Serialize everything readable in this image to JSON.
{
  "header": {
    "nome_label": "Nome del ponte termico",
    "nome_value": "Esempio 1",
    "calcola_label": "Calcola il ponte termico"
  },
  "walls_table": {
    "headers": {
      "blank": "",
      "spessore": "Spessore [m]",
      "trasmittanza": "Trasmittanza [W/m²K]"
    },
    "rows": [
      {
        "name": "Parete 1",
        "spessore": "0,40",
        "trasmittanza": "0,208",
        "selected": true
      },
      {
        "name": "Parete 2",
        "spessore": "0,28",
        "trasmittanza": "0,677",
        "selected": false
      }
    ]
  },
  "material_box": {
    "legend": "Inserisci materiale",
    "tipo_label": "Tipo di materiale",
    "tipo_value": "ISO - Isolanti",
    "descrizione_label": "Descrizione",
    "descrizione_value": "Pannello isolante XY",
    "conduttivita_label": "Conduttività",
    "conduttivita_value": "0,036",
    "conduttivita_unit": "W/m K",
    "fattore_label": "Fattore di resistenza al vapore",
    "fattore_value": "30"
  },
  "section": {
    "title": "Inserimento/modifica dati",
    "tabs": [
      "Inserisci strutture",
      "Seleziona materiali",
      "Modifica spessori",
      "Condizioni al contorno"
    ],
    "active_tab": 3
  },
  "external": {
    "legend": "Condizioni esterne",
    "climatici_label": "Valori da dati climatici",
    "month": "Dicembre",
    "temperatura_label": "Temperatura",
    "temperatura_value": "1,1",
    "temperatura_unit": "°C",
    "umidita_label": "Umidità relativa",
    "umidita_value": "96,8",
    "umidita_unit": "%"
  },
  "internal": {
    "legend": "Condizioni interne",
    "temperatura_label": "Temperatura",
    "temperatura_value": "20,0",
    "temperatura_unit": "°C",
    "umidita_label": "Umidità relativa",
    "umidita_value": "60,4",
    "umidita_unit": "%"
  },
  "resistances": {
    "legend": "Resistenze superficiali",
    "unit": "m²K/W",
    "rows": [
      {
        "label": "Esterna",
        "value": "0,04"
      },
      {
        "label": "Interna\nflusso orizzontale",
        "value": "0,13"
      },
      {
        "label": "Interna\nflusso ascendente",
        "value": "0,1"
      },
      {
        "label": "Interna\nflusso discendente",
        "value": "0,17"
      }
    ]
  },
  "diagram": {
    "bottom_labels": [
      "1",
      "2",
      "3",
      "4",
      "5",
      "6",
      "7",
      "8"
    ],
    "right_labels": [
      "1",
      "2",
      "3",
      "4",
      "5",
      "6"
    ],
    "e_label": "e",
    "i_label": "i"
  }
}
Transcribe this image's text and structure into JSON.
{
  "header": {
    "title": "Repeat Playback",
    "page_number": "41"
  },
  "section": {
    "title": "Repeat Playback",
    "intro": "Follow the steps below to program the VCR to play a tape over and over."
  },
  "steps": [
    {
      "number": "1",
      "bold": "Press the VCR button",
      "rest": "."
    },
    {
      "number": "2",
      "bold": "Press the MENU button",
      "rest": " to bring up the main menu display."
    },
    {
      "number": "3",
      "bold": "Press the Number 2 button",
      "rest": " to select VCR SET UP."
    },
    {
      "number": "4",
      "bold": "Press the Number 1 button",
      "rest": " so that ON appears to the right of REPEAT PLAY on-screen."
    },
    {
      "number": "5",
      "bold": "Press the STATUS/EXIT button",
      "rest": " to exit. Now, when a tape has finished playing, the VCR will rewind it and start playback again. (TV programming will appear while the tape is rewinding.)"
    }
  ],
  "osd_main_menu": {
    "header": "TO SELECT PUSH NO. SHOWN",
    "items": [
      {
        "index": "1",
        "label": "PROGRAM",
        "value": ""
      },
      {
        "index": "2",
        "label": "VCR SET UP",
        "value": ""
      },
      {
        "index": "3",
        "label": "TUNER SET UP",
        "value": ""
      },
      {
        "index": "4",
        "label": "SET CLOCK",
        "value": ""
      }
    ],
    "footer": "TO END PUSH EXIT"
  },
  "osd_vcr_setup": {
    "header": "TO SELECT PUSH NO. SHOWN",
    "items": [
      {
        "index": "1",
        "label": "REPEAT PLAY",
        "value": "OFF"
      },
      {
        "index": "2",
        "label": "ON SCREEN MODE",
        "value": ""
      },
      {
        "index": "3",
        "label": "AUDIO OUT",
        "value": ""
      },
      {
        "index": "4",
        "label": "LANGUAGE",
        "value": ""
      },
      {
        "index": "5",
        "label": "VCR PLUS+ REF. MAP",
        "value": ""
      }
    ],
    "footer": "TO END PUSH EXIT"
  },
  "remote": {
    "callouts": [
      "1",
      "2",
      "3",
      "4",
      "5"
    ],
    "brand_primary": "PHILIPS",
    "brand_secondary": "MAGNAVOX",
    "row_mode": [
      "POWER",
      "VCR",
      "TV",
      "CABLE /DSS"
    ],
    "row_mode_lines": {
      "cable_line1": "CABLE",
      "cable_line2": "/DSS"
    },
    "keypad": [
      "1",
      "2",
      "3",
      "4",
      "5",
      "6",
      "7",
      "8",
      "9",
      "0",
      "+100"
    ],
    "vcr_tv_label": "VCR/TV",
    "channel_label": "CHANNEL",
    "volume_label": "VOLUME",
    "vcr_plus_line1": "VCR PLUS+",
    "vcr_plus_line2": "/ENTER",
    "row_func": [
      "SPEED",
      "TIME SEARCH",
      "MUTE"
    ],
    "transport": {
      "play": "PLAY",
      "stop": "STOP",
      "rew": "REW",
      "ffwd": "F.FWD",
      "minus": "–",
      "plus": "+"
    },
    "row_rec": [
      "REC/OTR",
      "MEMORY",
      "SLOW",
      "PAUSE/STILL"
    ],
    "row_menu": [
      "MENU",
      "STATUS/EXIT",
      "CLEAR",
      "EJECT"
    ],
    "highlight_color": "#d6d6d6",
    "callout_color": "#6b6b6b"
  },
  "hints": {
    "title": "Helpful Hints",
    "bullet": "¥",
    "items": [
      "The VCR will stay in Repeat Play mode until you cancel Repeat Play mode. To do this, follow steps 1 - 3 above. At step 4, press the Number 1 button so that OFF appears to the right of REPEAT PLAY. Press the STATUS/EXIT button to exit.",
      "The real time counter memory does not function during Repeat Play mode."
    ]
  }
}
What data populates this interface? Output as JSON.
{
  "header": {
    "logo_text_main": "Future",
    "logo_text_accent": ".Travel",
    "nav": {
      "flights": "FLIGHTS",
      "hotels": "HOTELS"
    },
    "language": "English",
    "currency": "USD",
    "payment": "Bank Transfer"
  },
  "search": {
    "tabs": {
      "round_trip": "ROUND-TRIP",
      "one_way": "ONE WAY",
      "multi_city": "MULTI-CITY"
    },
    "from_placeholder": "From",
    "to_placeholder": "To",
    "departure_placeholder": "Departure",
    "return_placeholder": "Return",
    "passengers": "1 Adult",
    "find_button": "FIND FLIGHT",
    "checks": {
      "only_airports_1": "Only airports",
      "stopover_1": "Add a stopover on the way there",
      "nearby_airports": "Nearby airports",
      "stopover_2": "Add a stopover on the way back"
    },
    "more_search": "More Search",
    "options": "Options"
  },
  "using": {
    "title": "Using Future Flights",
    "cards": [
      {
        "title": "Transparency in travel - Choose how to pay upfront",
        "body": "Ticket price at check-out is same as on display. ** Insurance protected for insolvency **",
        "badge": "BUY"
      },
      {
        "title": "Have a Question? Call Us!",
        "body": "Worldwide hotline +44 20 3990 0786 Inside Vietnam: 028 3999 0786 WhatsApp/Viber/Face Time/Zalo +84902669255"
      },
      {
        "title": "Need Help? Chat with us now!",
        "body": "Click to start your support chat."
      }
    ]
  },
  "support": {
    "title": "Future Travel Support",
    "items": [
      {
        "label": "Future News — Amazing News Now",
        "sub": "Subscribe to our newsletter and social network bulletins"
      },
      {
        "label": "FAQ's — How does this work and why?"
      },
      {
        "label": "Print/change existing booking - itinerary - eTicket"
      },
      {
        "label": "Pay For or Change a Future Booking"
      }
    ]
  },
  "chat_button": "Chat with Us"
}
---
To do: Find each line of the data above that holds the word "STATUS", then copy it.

Solution for this problem:
      "bold": "Press the STATUS/EXIT button",
      "STATUS/EXIT",
      "The VCR will stay in Repeat Play mode until you cancel Repeat Play mode. To do this, follow steps 1 - 3 above. At step 4, press the Number 1 button so that OFF appears to the right of REPEAT PLAY. Press the STATUS/EXIT button to exit.",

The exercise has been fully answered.